(Stored data)
- - - - - - -

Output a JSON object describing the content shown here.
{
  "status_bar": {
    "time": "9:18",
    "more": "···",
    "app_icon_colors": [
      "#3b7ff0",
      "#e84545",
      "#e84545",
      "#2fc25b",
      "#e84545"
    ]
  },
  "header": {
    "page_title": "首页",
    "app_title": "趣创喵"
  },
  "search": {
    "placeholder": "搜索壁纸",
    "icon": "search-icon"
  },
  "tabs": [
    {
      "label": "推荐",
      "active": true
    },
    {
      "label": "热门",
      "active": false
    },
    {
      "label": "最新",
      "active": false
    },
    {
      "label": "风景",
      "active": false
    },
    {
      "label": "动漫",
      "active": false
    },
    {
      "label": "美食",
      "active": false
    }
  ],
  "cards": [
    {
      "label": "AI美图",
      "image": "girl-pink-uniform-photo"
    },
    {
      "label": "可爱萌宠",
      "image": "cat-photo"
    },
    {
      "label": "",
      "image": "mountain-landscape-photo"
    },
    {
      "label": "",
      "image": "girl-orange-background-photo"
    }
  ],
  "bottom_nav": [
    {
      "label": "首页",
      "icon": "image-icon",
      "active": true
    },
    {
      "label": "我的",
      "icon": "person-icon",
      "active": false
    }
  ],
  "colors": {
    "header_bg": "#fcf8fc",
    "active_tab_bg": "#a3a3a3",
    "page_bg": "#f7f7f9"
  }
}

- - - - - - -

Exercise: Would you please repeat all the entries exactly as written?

Solution below:
Output a JSON object describing the content shown here.
{
  "status_bar": {
    "time": "9:18",
    "more": "···",
    "app_icon_colors": [
      "#3b7ff0",
      "#e84545",
      "#e84545",
      "#2fc25b",
      "#e84545"
    ]
  },
  "header": {
    "page_title": "首页",
    "app_title": "趣创喵"
  },
  "search": {
    "placeholder": "搜索壁纸",
    "icon": "search-icon"
  },
  "tabs": [
    {
      "label": "推荐",
      "active": true
    },
    {
      "label": "热门",
      "active": false
    },
    {
      "label": "最新",
      "active": false
    },
    {
      "label": "风景",
      "active": false
    },
    {
      "label": "动漫",
      "active": false
    },
    {
      "label": "美食",
      "active": false
    }
  ],
  "cards": [
    {
      "label": "AI美图",
      "image": "girl-pink-uniform-photo"
    },
    {
      "label": "可爱萌宠",
      "image": "cat-photo"
    },
    {
      "label": "",
      "image": "mountain-landscape-photo"
    },
    {
      "label": "",
      "image": "girl-orange-background-photo"
    }
  ],
  "bottom_nav": [
    {
      "label": "首页",
      "icon": "image-icon",
      "active": true
    },
    {
      "label": "我的",
      "icon": "person-icon",
      "active": false
    }
  ],
  "colors": {
    "header_bg": "#fcf8fc",
    "active_tab_bg": "#a3a3a3",
    "page_bg": "#f7f7f9"
  }
}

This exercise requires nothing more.